WHAT THIS TASK INVOLVES: Within the data below, count the lines that include "thumbnail" and give only the count.

Data records for software interfaces:
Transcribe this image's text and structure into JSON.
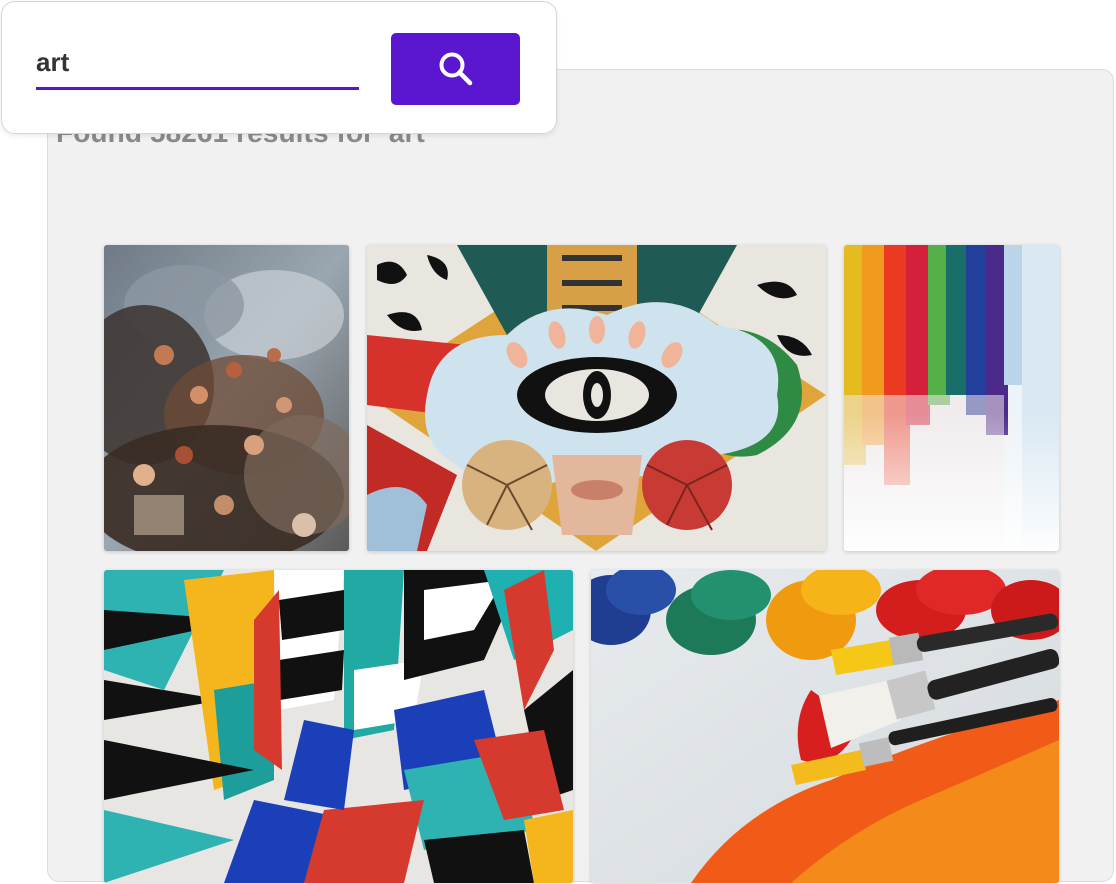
{
  "search": {
    "query": "art",
    "button_icon": "search-icon"
  },
  "results": {
    "heading": "Found 58261 results for 'art'",
    "items": [
      {
        "name": "result-baroque-ceiling-fresco",
        "thumbnail": "baroque ceiling fresco"
      },
      {
        "name": "result-eye-cloud-mural",
        "thumbnail": "eye cloud mural"
      },
      {
        "name": "result-rainbow-brush-strokes",
        "thumbnail": "rainbow brush strokes"
      },
      {
        "name": "result-geometric-abstract-mural",
        "thumbnail": "geometric abstract mural"
      },
      {
        "name": "result-paint-brushes-and-tubes",
        "thumbnail": "paint brushes and tubes"
      }
    ]
  },
  "colors": {
    "accent": "#5b16d0",
    "panel_background": "#f1f1f1",
    "heading_text": "#8a8a8a"
  }
}
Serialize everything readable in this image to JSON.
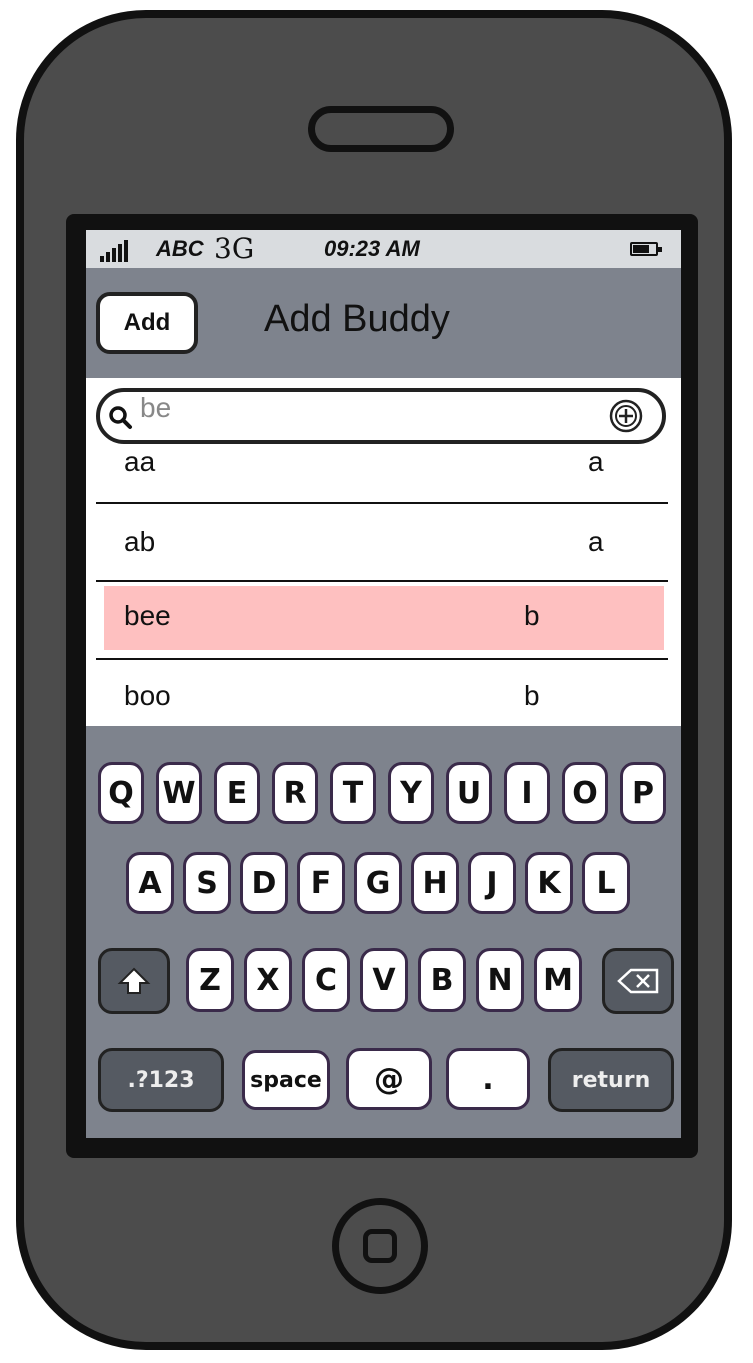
{
  "status_bar": {
    "carrier": "ABC",
    "network": "3G",
    "time": "09:23 AM"
  },
  "nav": {
    "add_label": "Add",
    "title": "Add Buddy"
  },
  "search": {
    "value": "be"
  },
  "list": {
    "rows": [
      {
        "name": "aa",
        "initial": "a"
      },
      {
        "name": "ab",
        "initial": "a"
      },
      {
        "name": "bee",
        "initial": "b",
        "selected": true
      },
      {
        "name": "boo",
        "initial": "b"
      }
    ]
  },
  "keyboard": {
    "row1": [
      "Q",
      "W",
      "E",
      "R",
      "T",
      "Y",
      "U",
      "I",
      "O",
      "P"
    ],
    "row2": [
      "A",
      "S",
      "D",
      "F",
      "G",
      "H",
      "J",
      "K",
      "L"
    ],
    "row3": [
      "Z",
      "X",
      "C",
      "V",
      "B",
      "N",
      "M"
    ],
    "row4": {
      "numbers": ".?123",
      "space": "space",
      "at": "@",
      "dot": ".",
      "return": "return"
    }
  },
  "colors": {
    "selected_row": "#fec0c0",
    "bar": "#7e838d",
    "phone_body": "#4c4c4c"
  }
}
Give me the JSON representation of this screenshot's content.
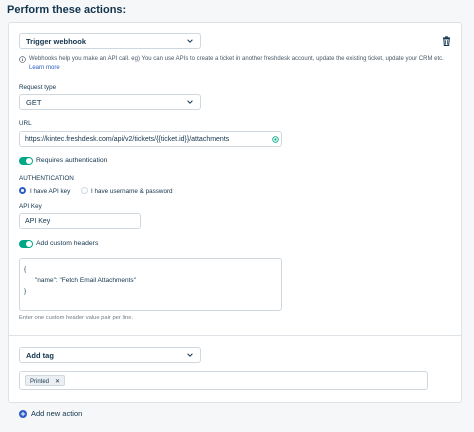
{
  "heading": "Perform these actions:",
  "action": {
    "type_selected": "Trigger webhook",
    "help_text": "Webhooks help you make an API call. eg) You can use APIs to create a ticket in another freshdesk account, update the existing ticket, update your CRM etc.",
    "learn_more": "Learn more",
    "request_type_label": "Request type",
    "request_type_value": "GET",
    "url_label": "URL",
    "url_value": "https://kintec.freshdesk.com/api/v2/tickets/{{ticket.id}}/attachments",
    "requires_auth_label": "Requires authentication",
    "requires_auth_on": true,
    "authentication_label": "AUTHENTICATION",
    "auth_option_1": "I have API key",
    "auth_option_2": "I have username & password",
    "api_key_label": "API Key",
    "api_key_value": "API Key",
    "custom_headers_label": "Add custom headers",
    "custom_headers_on": true,
    "headers_line1": "{",
    "headers_line2": "\"name\": \"Fetch Email Attachments\"",
    "headers_line3": "}",
    "headers_hint": "Enter one custom header value pair per line."
  },
  "tag_action": {
    "type_selected": "Add tag",
    "tags": [
      "Printed"
    ]
  },
  "add_new_action": "Add new action",
  "colors": {
    "accent": "#00a886",
    "link": "#2c5cc5",
    "text": "#12344d"
  }
}
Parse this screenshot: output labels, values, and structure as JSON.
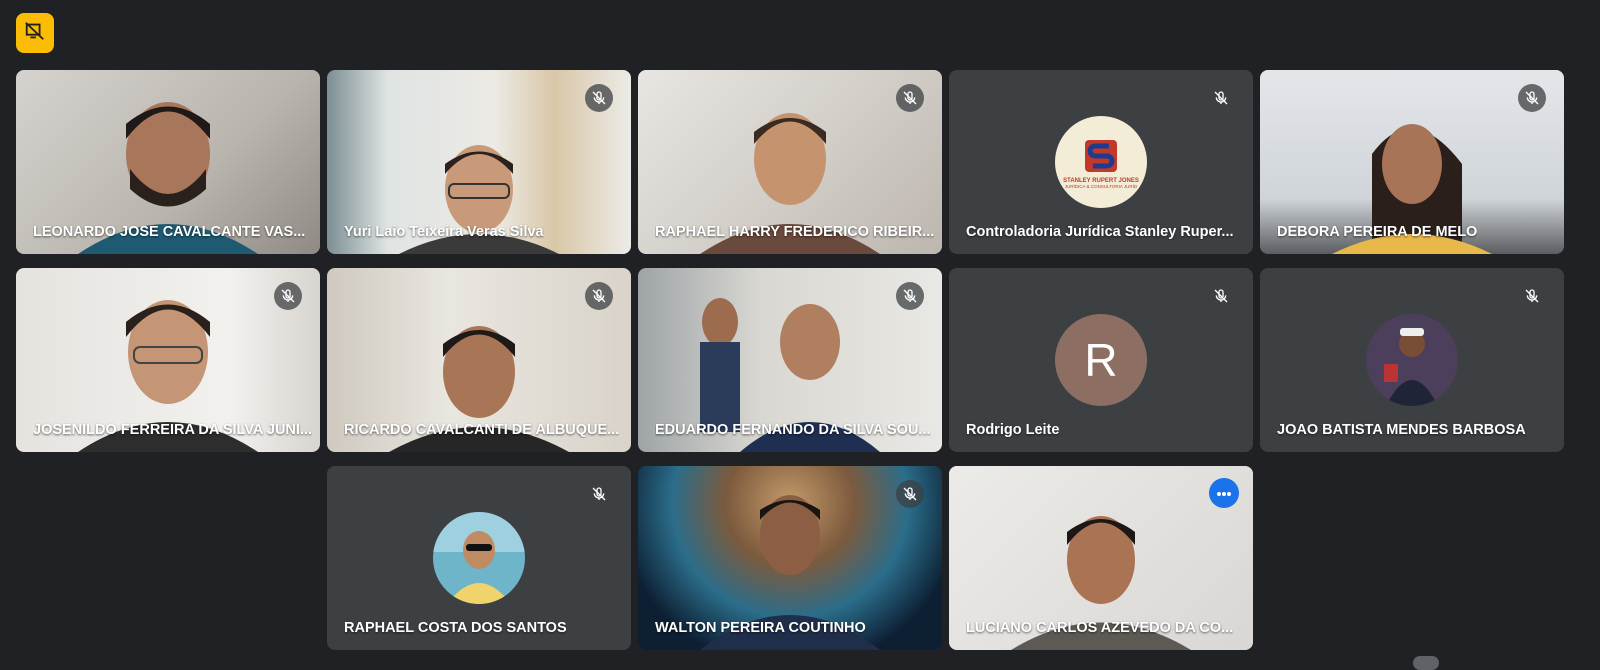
{
  "toolbar": {
    "toggle_icon": "visibility-off-icon",
    "color": "#fbbc04"
  },
  "participants": [
    {
      "name": "LEONARDO JOSE CAVALCANTE VAS...",
      "muted": false
    },
    {
      "name": "Yuri Laio Teixeira Veras Silva",
      "muted": true
    },
    {
      "name": "RAPHAEL HARRY FREDERICO RIBEIR...",
      "muted": true
    },
    {
      "name": "Controladoria Jurídica Stanley Ruper...",
      "muted": true,
      "logo_line1": "STANLEY RUPERT JONES",
      "logo_line2": "JURÍDICA & CONSULTORIA JURÍD"
    },
    {
      "name": "DEBORA PEREIRA DE MELO",
      "muted": true
    },
    {
      "name": "JOSENILDO FERREIRA DA SILVA JUNI...",
      "muted": true
    },
    {
      "name": "RICARDO CAVALCANTI DE ALBUQUE...",
      "muted": true
    },
    {
      "name": "EDUARDO FERNANDO DA SILVA SOU...",
      "muted": true
    },
    {
      "name": "Rodrigo Leite",
      "muted": true,
      "avatar_letter": "R"
    },
    {
      "name": "JOAO BATISTA MENDES BARBOSA",
      "muted": true
    },
    {
      "name": "RAPHAEL COSTA DOS SANTOS",
      "muted": true
    },
    {
      "name": "WALTON PEREIRA COUTINHO",
      "muted": true
    },
    {
      "name": "LUCIANO CARLOS AZEVEDO DA CO...",
      "muted": false,
      "active_speaker": true
    }
  ],
  "colors": {
    "background": "#202124",
    "tile": "#3c4043",
    "accent": "#1a73e8",
    "active_border": "#8ab4f8"
  }
}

EXERCISE RESPONSE: 5